Benn Steil

Geo-Graphics

A graphical take on geoeconomic issues, with links to the news and expert commentary.

Print Print Email Email Share Share Cite Cite
Style: MLA APA Chicago Close

loading...

Even Slowing China Is Fueling Global Growth

by the Center for Geoeconomic Studies
January 30, 2012

2012.1.30.ChinaGrowthPerPt

China’s economy slowed from a growth rate of 10.3% in 2010 to 9.5% in 2011 (and a 2000s peak of 14.2% in 2007), prompting fears that China could trigger a global slowdown.  Yet at 10% of world output, 2.5 times what it was in 2001, the Chinese economy is now so large that it will continue to make a significantly rising contribution to global growth even if its own growth rate continues to fall off moderately.


Haass: China’s Greatest Threat Is Internal
Mallaby: Conflict and Confusion: China’s Currency Policy
Foreign Affairs: The Inevitable Superpower
Working Papers: The Future of the International Monetary System and the Role of the Renminbi

Post a Comment 3 Comments

  • Posted by César Carrasco

    It could be real difficult to obtain a good and real growth with out democracy and good salaries to the main part of the poor population of this country.

  • Posted by Johannes

    Exactly, César.
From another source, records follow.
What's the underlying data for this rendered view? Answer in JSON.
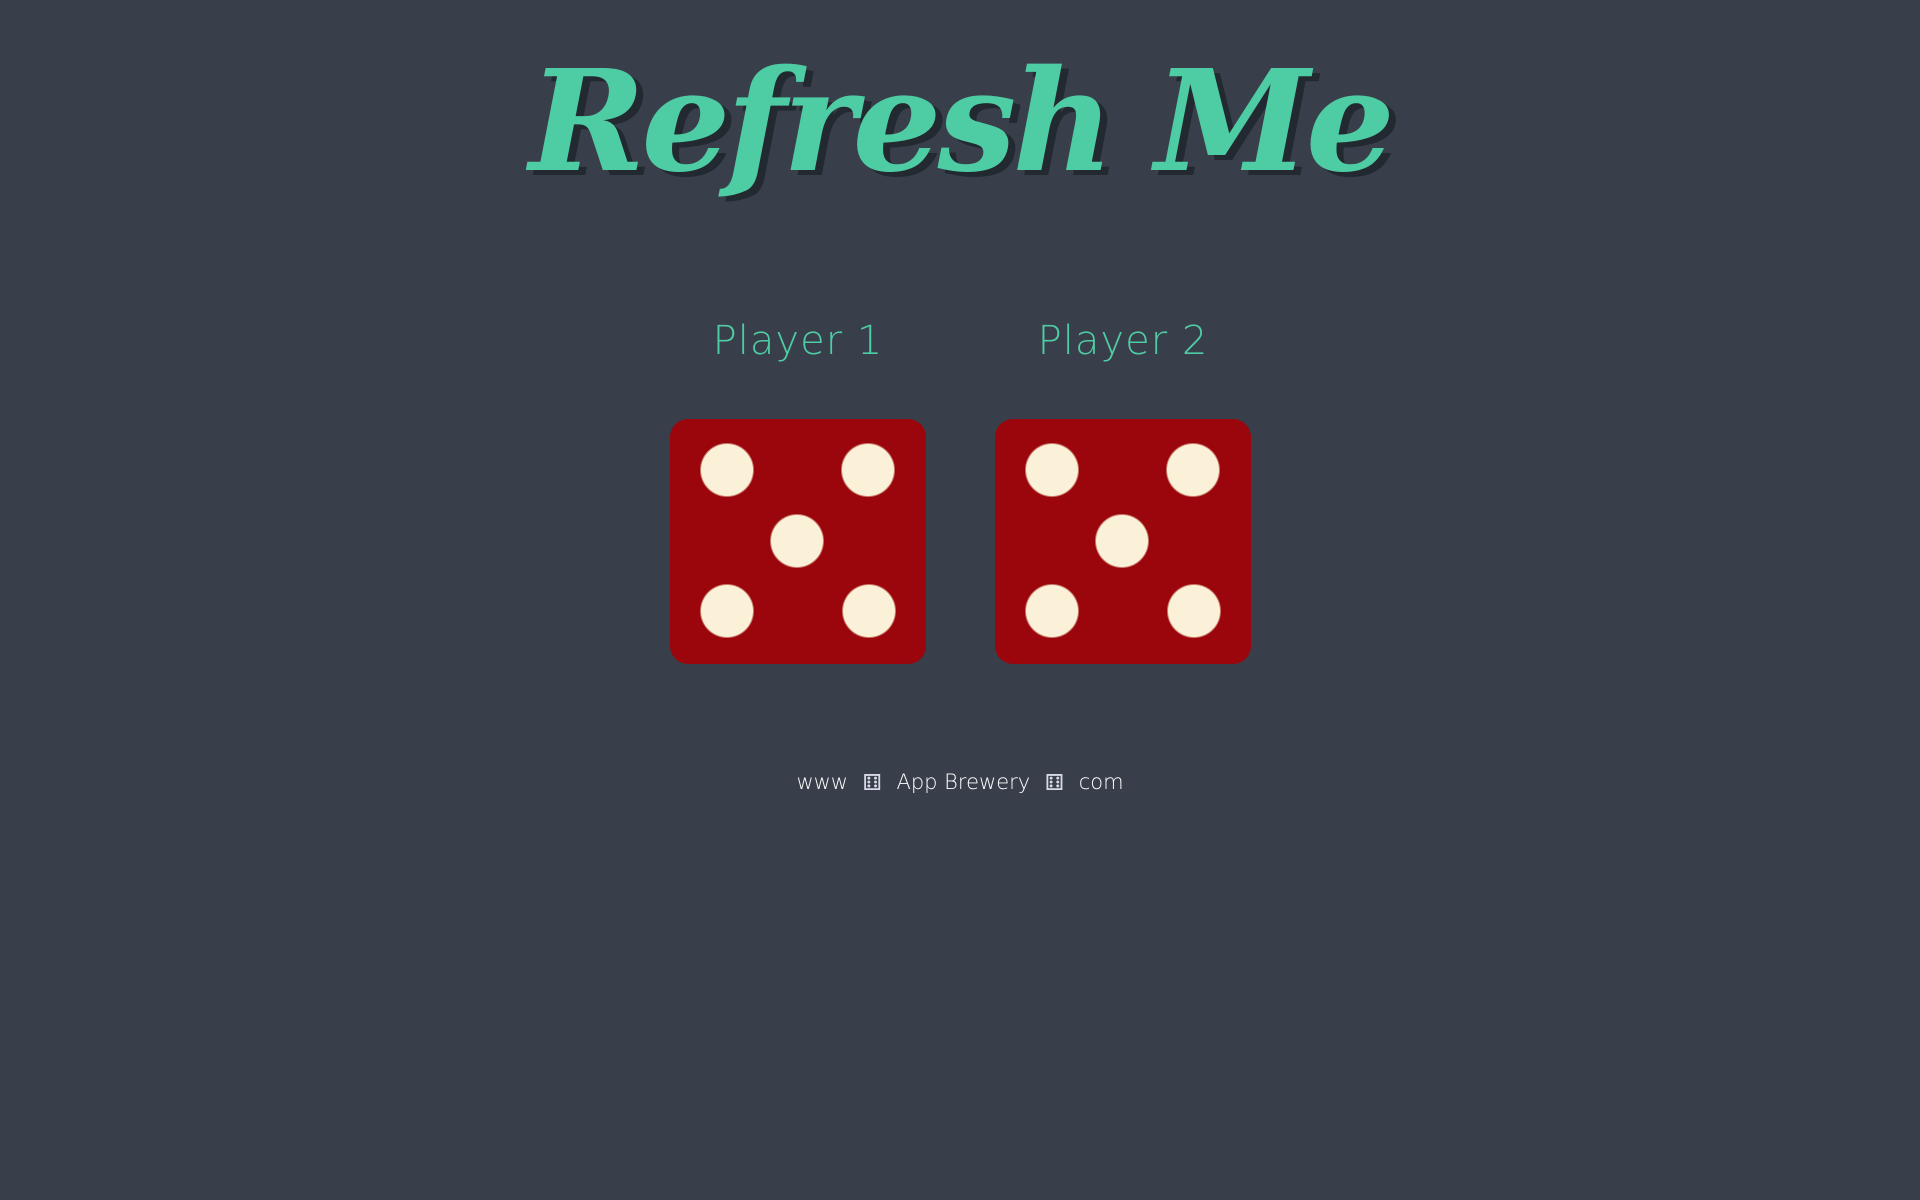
{
  "title": "Refresh Me",
  "players": [
    {
      "label": "Player 1",
      "die_value": 5
    },
    {
      "label": "Player 2",
      "die_value": 5
    }
  ],
  "footer": {
    "part1": "www",
    "part2": "App Brewery",
    "part3": "com",
    "separator_icon": "dice-icon",
    "separator_glyph": "⚅"
  },
  "colors": {
    "background": "#393f4a",
    "accent": "#4ecca3",
    "die_face": "#9b050c",
    "pip": "#fbf1d8"
  }
}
If believe that without firm democratic reforms and thus a maintenance of their autocratic policies, China will remain dependent on Western innovations, creativity, technology… And by this ‘world dominance’ will not be attained. Next, one can ask would happen if China would pursue a more democratic path? Personally, I believe that the Influence of labour unions will rise, together a rise in wages, together with a rise in production costs and prices for both goods, services and natural ressources, resulting in… an (dramatic) economic setback? a new (even more dramatic) economic crisis?

  • Posted by Fırat
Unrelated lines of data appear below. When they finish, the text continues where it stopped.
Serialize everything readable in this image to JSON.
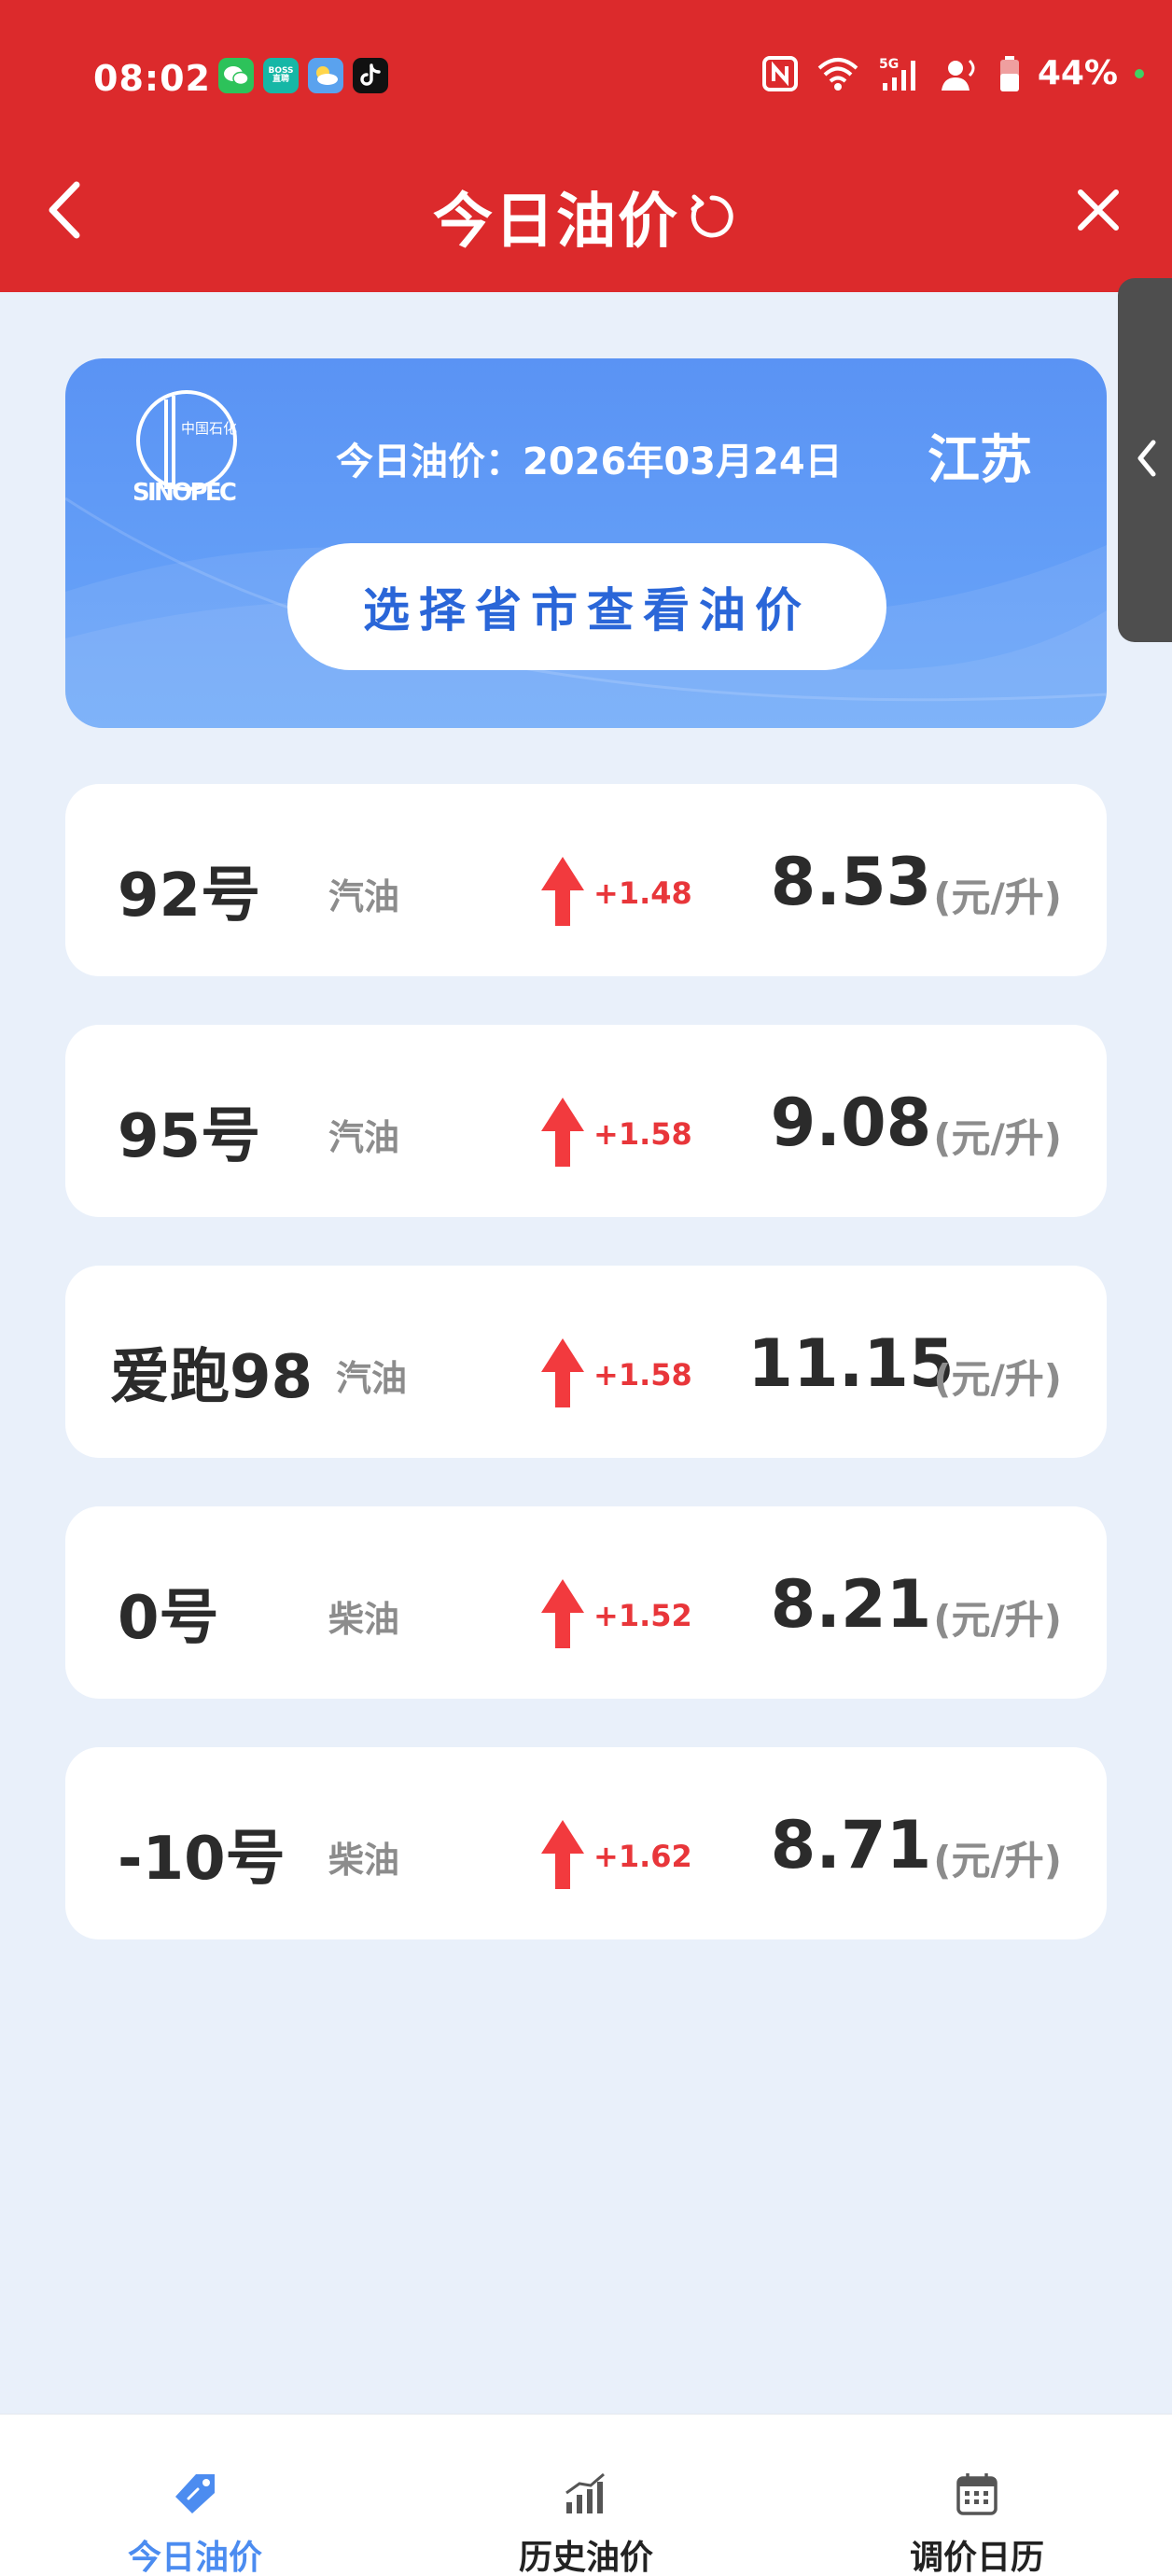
{
  "status_bar": {
    "time": "08:02",
    "battery": "44%",
    "app_icons": [
      "wechat-icon",
      "boss-zhipin-icon",
      "weather-icon",
      "tiktok-icon"
    ],
    "boss_label_top": "BOSS",
    "boss_label_bottom": "直聘",
    "system_icons": [
      "nfc-icon",
      "wifi-icon",
      "5g-signal-icon",
      "hotspot-user-icon",
      "battery-icon"
    ]
  },
  "navbar": {
    "title": "今日油价",
    "back_icon": "chevron-left-icon",
    "refresh_icon": "refresh-icon",
    "close_icon": "close-icon"
  },
  "banner": {
    "date_text": "今日油价：2026年03月24日",
    "province": "江苏",
    "select_button": "选择省市查看油价",
    "logo": "sinopec-logo",
    "logo_text": "SINOPEC",
    "logo_chinese": "中国石化"
  },
  "prices": [
    {
      "grade": "92号",
      "fuel": "汽油",
      "change": "+1.48",
      "price": "8.53",
      "unit": "(元/升)"
    },
    {
      "grade": "95号",
      "fuel": "汽油",
      "change": "+1.58",
      "price": "9.08",
      "unit": "(元/升)"
    },
    {
      "grade": "爱跑98",
      "fuel": "汽油",
      "change": "+1.58",
      "price": "11.15",
      "unit": "(元/升)"
    },
    {
      "grade": "0号",
      "fuel": "柴油",
      "change": "+1.52",
      "price": "8.21",
      "unit": "(元/升)"
    },
    {
      "grade": "-10号",
      "fuel": "柴油",
      "change": "+1.62",
      "price": "8.71",
      "unit": "(元/升)"
    }
  ],
  "tabs": [
    {
      "label": "今日油价",
      "icon": "price-tag-icon",
      "active": true
    },
    {
      "label": "历史油价",
      "icon": "bar-chart-icon",
      "active": false
    },
    {
      "label": "调价日历",
      "icon": "calendar-icon",
      "active": false
    }
  ],
  "colors": {
    "header_red": "#dc2a2c",
    "banner_blue": "#5a93f4",
    "up_red": "#e8363a",
    "active_tab_blue": "#4c8cf0",
    "page_background": "#e9f0fa"
  }
}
    I balieve that the main reason of poverty is not the single party rule. Actually single party rules can help the poor counties’ economic development, since populist policies and extravagant state expenditures really harms even the rich counties’ economies. The poverty problem can be solved if and only if China performs robust growth which they’re doing pretty much for decades. China has a huge GDP but if we look at the GDP per capita it’s quite low and no match with the rich nations, even with many developing ones like Russia. I guess there is no room for populist policies and arbitrary government spendings in a country with such a position. It’s impossible to just raise the salaries and sit back and enjoy the welfare. The main problem is, the world has limited resources and a rich China means the “historically” rich nations will take a smaller share from that sources.
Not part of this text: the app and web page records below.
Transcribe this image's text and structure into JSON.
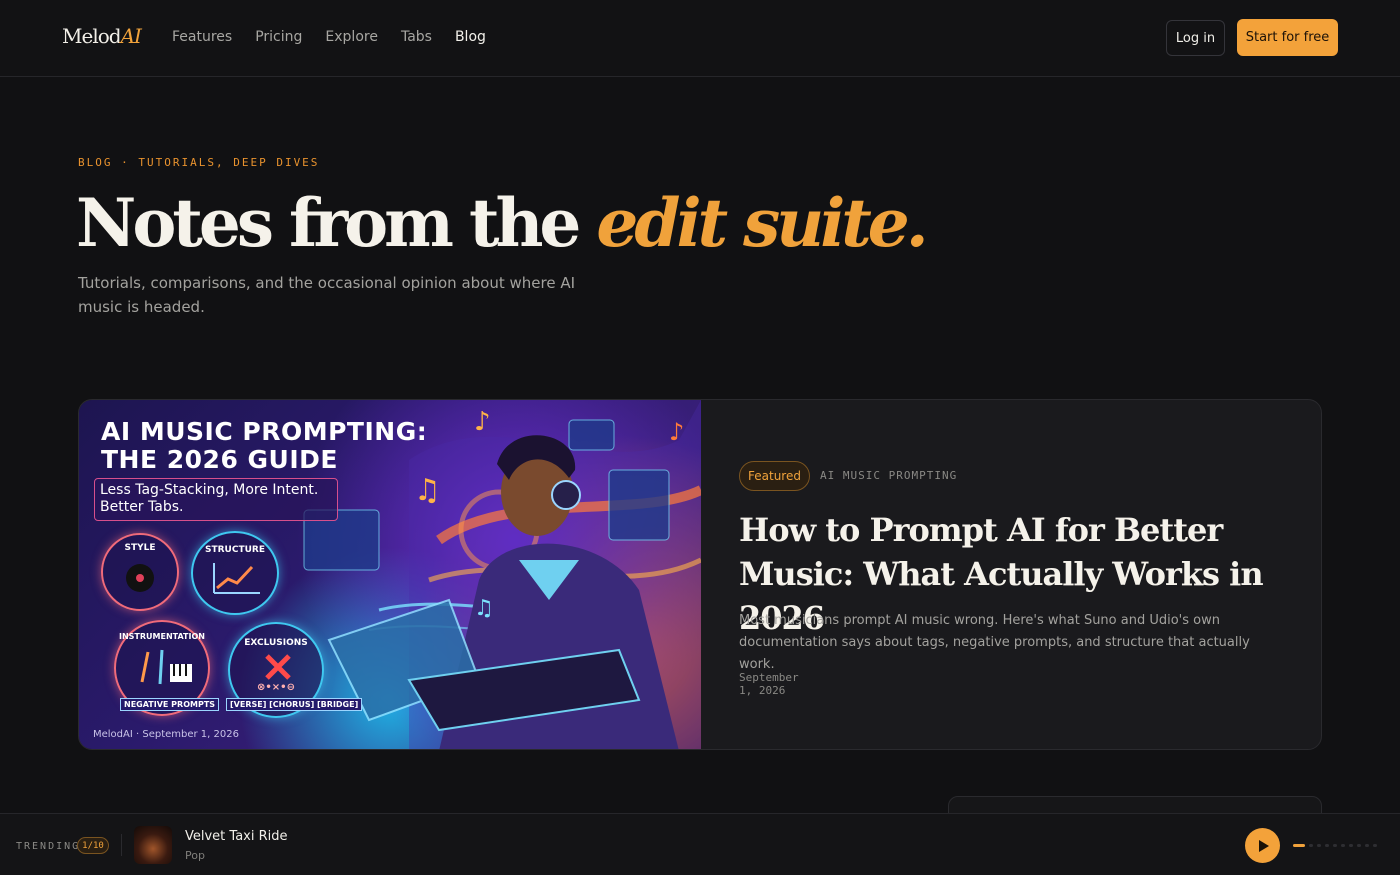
{
  "nav": {
    "logo_text": "Melod",
    "logo_accent": "AI",
    "links": [
      "Features",
      "Pricing",
      "Explore",
      "Tabs",
      "Blog"
    ],
    "active_link": "Blog",
    "login_label": "Log in",
    "start_label": "Start for free"
  },
  "hero": {
    "eyebrow": "BLOG · TUTORIALS, DEEP DIVES",
    "headline_plain": "Notes from the ",
    "headline_accent": "edit suite.",
    "subhead": "Tutorials, comparisons, and the occasional opinion about where AI music is headed."
  },
  "featured": {
    "image": {
      "title_line1": "AI MUSIC PROMPTING:",
      "title_line2": "THE 2026 GUIDE",
      "tagline": "Less Tag-Stacking, More Intent. Better Tabs.",
      "circles": {
        "style": "STYLE",
        "structure": "STRUCTURE",
        "instrumentation": "INSTRUMENTATION",
        "exclusions": "EXCLUSIONS"
      },
      "tag_negative": "NEGATIVE PROMPTS",
      "tag_sections": "[VERSE] [CHORUS] [BRIDGE]",
      "exclusion_symbols": "⊗•×•⊖",
      "credit": "MelodAI · September 1, 2026"
    },
    "badge": "Featured",
    "category": "AI MUSIC PROMPTING",
    "title": "How to Prompt AI for Better Music: What Actually Works in 2026",
    "description": "Most musicians prompt AI music wrong. Here's what Suno and Udio's own documentation says about tags, negative prompts, and structure that actually work.",
    "date": "September 1, 2026"
  },
  "player": {
    "trending_label": "TRENDING",
    "track_count": "1/10",
    "track_title": "Velvet Taxi Ride",
    "track_genre": "Pop",
    "progress_index": 1,
    "progress_total": 10
  },
  "colors": {
    "accent": "#f3a23a",
    "background": "#111113",
    "card": "#1a1a1d"
  }
}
    Besides if one considers science and technology as an engineer I would say China has an ongoing huge impact on development of theoretical science. They just don’t have the historical industrial know-how to package this technology, produce and sell it. That’s why they do buy western companies with their know-how and business network. I don’t want to trivialize the democracy and it’s advantages to nations, but I also would like to give a chance to a rational authoritatian single party rule which actually might work in future. Of course as China gets richer if that dress becomes too tight for them the Chinese people would change that dress and wear a multi-party democracy dress, but if one says that is the only way for them to get rich I wouldn’t agree with that.

Post a Comment

CFR seeks to foster civil and informed discussion of foreign policy issues. Opinions expressed on CFR blogs are solely those of the author or commenter, not of CFR, which takes no institutional positions. All comments must abide by CFR's guidelines and will be moderated prior to posting.

* Required

Pingbacks